#### AIM OF THE TASK:
Type the data below again exactly. Omit all pictures.

SOURCE INFORMATION section start

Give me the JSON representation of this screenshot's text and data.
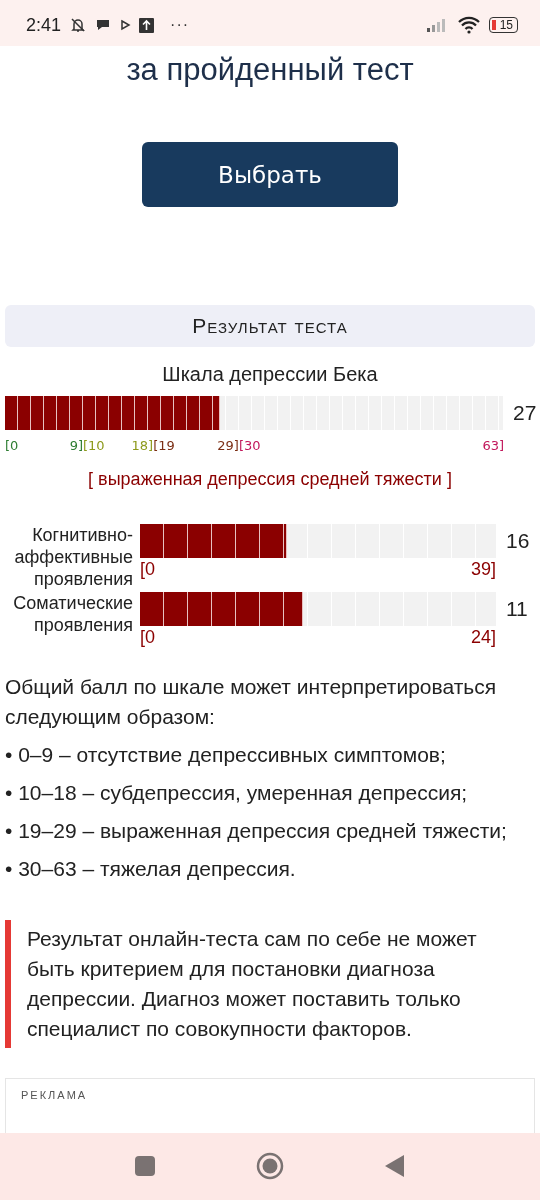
{
  "status_bar": {
    "time": "2:41",
    "more": "···",
    "battery": "15"
  },
  "heading": "за пройденный тест",
  "choose_button": "Выбрать",
  "result": {
    "title": "Результат теста",
    "scale_title": "Шкала депрессии Бека",
    "main": {
      "level": 0.43,
      "score": "27"
    },
    "ranges": [
      {
        "start": "[0",
        "end": "9]",
        "color": "#2e7d32"
      },
      {
        "start": "[10",
        "end": "18]",
        "color": "#8d9a1c"
      },
      {
        "start": "[19",
        "end": "29]",
        "color": "#7b2e14"
      },
      {
        "start": "[30",
        "end": "63]",
        "color": "#c2185b"
      }
    ],
    "verdict": "[ выраженная депрессия средней тяжести ]",
    "subscales": [
      {
        "label": "Когнитивно-аффективные проявления",
        "level": 0.41,
        "score": "16",
        "min": "[0",
        "max": "39]"
      },
      {
        "label": "Соматические проявления",
        "level": 0.455,
        "score": "11",
        "min": "[0",
        "max": "24]"
      }
    ]
  },
  "interpretation": {
    "intro": "Общий балл по шкале может интерпретироваться следующим образом:",
    "items": [
      "• 0–9 – отсутствие депрессивных симптомов;",
      "• 10–18 – субдепрессия, умеренная депрессия;",
      "• 19–29 – выраженная депрессия средней тяжести;",
      "• 30–63 – тяжелая депрессия."
    ]
  },
  "note": "Результат онлайн-теста сам по себе не может быть критерием для постановки диагноза депрессии. Диагноз может поставить только специалист по совокупности факторов.",
  "ad": {
    "label": "РЕКЛАМА"
  }
}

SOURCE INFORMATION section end

#### TASK OUTPUT:
Give me the JSON representation of this screenshot's text and data.
{
  "status_bar": {
    "time": "2:41",
    "more": "···",
    "battery": "15"
  },
  "heading": "за пройденный тест",
  "choose_button": "Выбрать",
  "result": {
    "title": "Результат теста",
    "scale_title": "Шкала депрессии Бека",
    "main": {
      "level": 0.43,
      "score": "27"
    },
    "ranges": [
      {
        "start": "[0",
        "end": "9]",
        "color": "#2e7d32"
      },
      {
        "start": "[10",
        "end": "18]",
        "color": "#8d9a1c"
      },
      {
        "start": "[19",
        "end": "29]",
        "color": "#7b2e14"
      },
      {
        "start": "[30",
        "end": "63]",
        "color": "#c2185b"
      }
    ],
    "verdict": "[ выраженная депрессия средней тяжести ]",
    "subscales": [
      {
        "label": "Когнитивно-аффективные проявления",
        "level": 0.41,
        "score": "16",
        "min": "[0",
        "max": "39]"
      },
      {
        "label": "Соматические проявления",
        "level": 0.455,
        "score": "11",
        "min": "[0",
        "max": "24]"
      }
    ]
  },
  "interpretation": {
    "intro": "Общий балл по шкале может интерпретироваться следующим образом:",
    "items": [
      "• 0–9 – отсутствие депрессивных симптомов;",
      "• 10–18 – субдепрессия, умеренная депрессия;",
      "• 19–29 – выраженная депрессия средней тяжести;",
      "• 30–63 – тяжелая депрессия."
    ]
  },
  "note": "Результат онлайн-теста сам по себе не может быть критерием для постановки диагноза депрессии. Диагноз может поставить только специалист по совокупности факторов.",
  "ad": {
    "label": "РЕКЛАМА"
  }
}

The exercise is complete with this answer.